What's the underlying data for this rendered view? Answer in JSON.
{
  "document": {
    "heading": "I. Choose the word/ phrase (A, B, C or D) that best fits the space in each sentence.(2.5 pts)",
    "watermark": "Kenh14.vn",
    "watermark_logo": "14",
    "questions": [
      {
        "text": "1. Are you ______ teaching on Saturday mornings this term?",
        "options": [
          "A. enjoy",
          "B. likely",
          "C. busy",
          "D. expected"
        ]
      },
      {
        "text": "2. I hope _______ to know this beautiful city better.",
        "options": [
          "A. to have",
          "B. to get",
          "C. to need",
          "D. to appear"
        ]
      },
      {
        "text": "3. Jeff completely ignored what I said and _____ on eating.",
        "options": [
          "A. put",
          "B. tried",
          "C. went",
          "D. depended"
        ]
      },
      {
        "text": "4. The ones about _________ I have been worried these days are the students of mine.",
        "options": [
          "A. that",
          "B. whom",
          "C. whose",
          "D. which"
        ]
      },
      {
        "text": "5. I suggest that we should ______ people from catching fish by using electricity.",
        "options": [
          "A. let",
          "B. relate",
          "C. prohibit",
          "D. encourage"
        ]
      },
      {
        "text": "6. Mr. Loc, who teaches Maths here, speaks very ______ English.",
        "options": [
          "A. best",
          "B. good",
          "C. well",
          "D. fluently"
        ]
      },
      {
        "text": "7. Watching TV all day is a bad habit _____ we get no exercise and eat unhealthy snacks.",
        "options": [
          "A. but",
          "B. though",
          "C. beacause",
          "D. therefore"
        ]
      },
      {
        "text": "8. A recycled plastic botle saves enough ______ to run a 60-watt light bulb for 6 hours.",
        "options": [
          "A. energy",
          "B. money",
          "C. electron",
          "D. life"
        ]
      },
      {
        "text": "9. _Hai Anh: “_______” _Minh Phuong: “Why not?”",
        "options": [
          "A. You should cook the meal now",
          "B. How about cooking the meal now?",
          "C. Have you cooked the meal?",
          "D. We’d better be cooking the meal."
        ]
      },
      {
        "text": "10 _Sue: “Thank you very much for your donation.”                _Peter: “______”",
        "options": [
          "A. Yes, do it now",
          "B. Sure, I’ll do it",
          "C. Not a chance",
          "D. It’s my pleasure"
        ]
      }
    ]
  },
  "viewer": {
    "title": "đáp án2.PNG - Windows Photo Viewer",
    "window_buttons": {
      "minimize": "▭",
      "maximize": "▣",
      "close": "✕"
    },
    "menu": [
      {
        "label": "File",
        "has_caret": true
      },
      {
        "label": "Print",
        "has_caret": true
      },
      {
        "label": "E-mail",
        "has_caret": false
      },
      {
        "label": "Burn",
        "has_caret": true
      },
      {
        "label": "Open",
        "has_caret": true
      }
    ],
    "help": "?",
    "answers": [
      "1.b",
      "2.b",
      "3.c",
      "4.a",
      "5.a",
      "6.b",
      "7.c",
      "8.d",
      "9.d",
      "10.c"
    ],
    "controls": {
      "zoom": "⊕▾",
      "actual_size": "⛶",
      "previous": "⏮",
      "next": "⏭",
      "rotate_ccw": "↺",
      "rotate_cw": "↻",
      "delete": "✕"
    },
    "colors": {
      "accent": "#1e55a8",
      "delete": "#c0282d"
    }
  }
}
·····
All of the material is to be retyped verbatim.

What's the underlying data for this rendered view? Answer in JSON.
{
  "document": {
    "heading": "I. Choose the word/ phrase (A, B, C or D) that best fits the space in each sentence.(2.5 pts)",
    "watermark": "Kenh14.vn",
    "watermark_logo": "14",
    "questions": [
      {
        "text": "1. Are you ______ teaching on Saturday mornings this term?",
        "options": [
          "A. enjoy",
          "B. likely",
          "C. busy",
          "D. expected"
        ]
      },
      {
        "text": "2. I hope _______ to know this beautiful city better.",
        "options": [
          "A. to have",
          "B. to get",
          "C. to need",
          "D. to appear"
        ]
      },
      {
        "text": "3. Jeff completely ignored what I said and _____ on eating.",
        "options": [
          "A. put",
          "B. tried",
          "C. went",
          "D. depended"
        ]
      },
      {
        "text": "4. The ones about _________ I have been worried these days are the students of mine.",
        "options": [
          "A. that",
          "B. whom",
          "C. whose",
          "D. which"
        ]
      },
      {
        "text": "5. I suggest that we should ______ people from catching fish by using electricity.",
        "options": [
          "A. let",
          "B. relate",
          "C. prohibit",
          "D. encourage"
        ]
      },
      {
        "text": "6. Mr. Loc, who teaches Maths here, speaks very ______ English.",
        "options": [
          "A. best",
          "B. good",
          "C. well",
          "D. fluently"
        ]
      },
      {
        "text": "7. Watching TV all day is a bad habit _____ we get no exercise and eat unhealthy snacks.",
        "options": [
          "A. but",
          "B. though",
          "C. beacause",
          "D. therefore"
        ]
      },
      {
        "text": "8. A recycled plastic botle saves enough ______ to run a 60-watt light bulb for 6 hours.",
        "options": [
          "A. energy",
          "B. money",
          "C. electron",
          "D. life"
        ]
      },
      {
        "text": "9. _Hai Anh: “_______” _Minh Phuong: “Why not?”",
        "options": [
          "A. You should cook the meal now",
          "B. How about cooking the meal now?",
          "C. Have you cooked the meal?",
          "D. We’d better be cooking the meal."
        ]
      },
      {
        "text": "10 _Sue: “Thank you very much for your donation.”                _Peter: “______”",
        "options": [
          "A. Yes, do it now",
          "B. Sure, I’ll do it",
          "C. Not a chance",
          "D. It’s my pleasure"
        ]
      }
    ]
  },
  "viewer": {
    "title": "đáp án2.PNG - Windows Photo Viewer",
    "window_buttons": {
      "minimize": "▭",
      "maximize": "▣",
      "close": "✕"
    },
    "menu": [
      {
        "label": "File",
        "has_caret": true
      },
      {
        "label": "Print",
        "has_caret": true
      },
      {
        "label": "E-mail",
        "has_caret": false
      },
      {
        "label": "Burn",
        "has_caret": true
      },
      {
        "label": "Open",
        "has_caret": true
      }
    ],
    "help": "?",
    "answers": [
      "1.b",
      "2.b",
      "3.c",
      "4.a",
      "5.a",
      "6.b",
      "7.c",
      "8.d",
      "9.d",
      "10.c"
    ],
    "controls": {
      "zoom": "⊕▾",
      "actual_size": "⛶",
      "previous": "⏮",
      "next": "⏭",
      "rotate_ccw": "↺",
      "rotate_cw": "↻",
      "delete": "✕"
    },
    "colors": {
      "accent": "#1e55a8",
      "delete": "#c0282d"
    }
  }
}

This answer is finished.